Its architectural importance was recognised by listing in 1997, when it became one of only nine listed post-war public housing schemes in England. It has iconic status as a landmark for Sheffield, has unusually high design quality and shows Britain’s leading international role in housing design. When it was built (between 1957 and 1961) it was groundbreaking in its concern to recreate the social mix of a traditional streets by using external access decks, or “streets in the sky”. Architects Ivor Smith and Jack Lynn had designed the most ambitious inner-city housing project of its day, and Britain’s first scheme of post-war slum clearance.”

I wonder if the Amsterdam 1970’s project ‘Bijlmermeer’ will be considered once too. I would not want to live there, but I have always had a fascination for it’s gigantic scope and beehive patterned plans. In fact, it is very similar to Park Hill…

Bijlmermeer Amsterdam

Bijlmermeer Amsterdam

Park Hill Sheffield

Park Hill Sheffield

Balcony


Hurrah! Today I spoke with the bureau of monuments and archeology about possibly allowing us a balcony. Turns out the guy in charge has actually advised the committee to grant us permission to create a small balcony in the middle part of the back exterior wall. It’s too early to cheer, the committee gets the final vote, but we might be able to sit outside this summer!

I can’t wait to go out and buy plants and pots and flowers!

 

My house is not yellow, but it will feel like this!

My house is not yellow, but it will feel like this!

 
He advised that we will likely be asked to swap the door opening with the current window. This means we have to turn the existing door into a window with a low windowsill again.  As you can see on the photograph below, depicting our back wall, that means we will end up with opening doors in the middle of the house instead of tucked away in the corner.

taken with crappy camera phone

taken with crappy camera phone

I actually prefer that as we can then maybe put another little sofa of reading chair in the corner in front of the window for winter days when the sun is out.
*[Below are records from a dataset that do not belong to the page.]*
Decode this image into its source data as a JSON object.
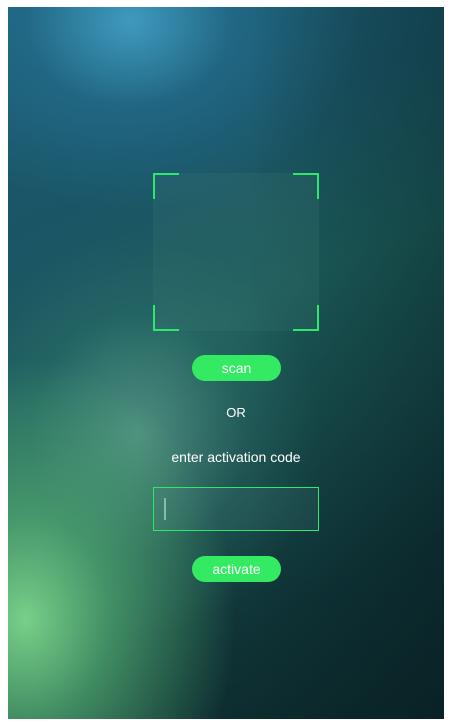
{
  "scanner": {
    "frame_icon": "qr-scan-frame-icon",
    "accent_color": "#2ee86a"
  },
  "scan_button": {
    "label": "scan"
  },
  "divider": {
    "label": "OR"
  },
  "activation": {
    "prompt": "enter activation code",
    "input_value": "",
    "button_label": "activate"
  },
  "colors": {
    "button_bg": "#34ea63",
    "text": "#ffffff"
  }
}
Also, we will put a so called barre-de-fou (crazy folks barrier) in front of the window so we can put plants there too! Like the picture below.

obviously not in white plastic plant boxes

obviously not in white plastic plant boxes

I know, I know, I should really wait for the final OK to come through, and even then we still have to file for permission etc etc.. but the fun of planning and dreaming up the perfect balcony is jut too great to waste!

Please share pictures of your balconies for inspiration!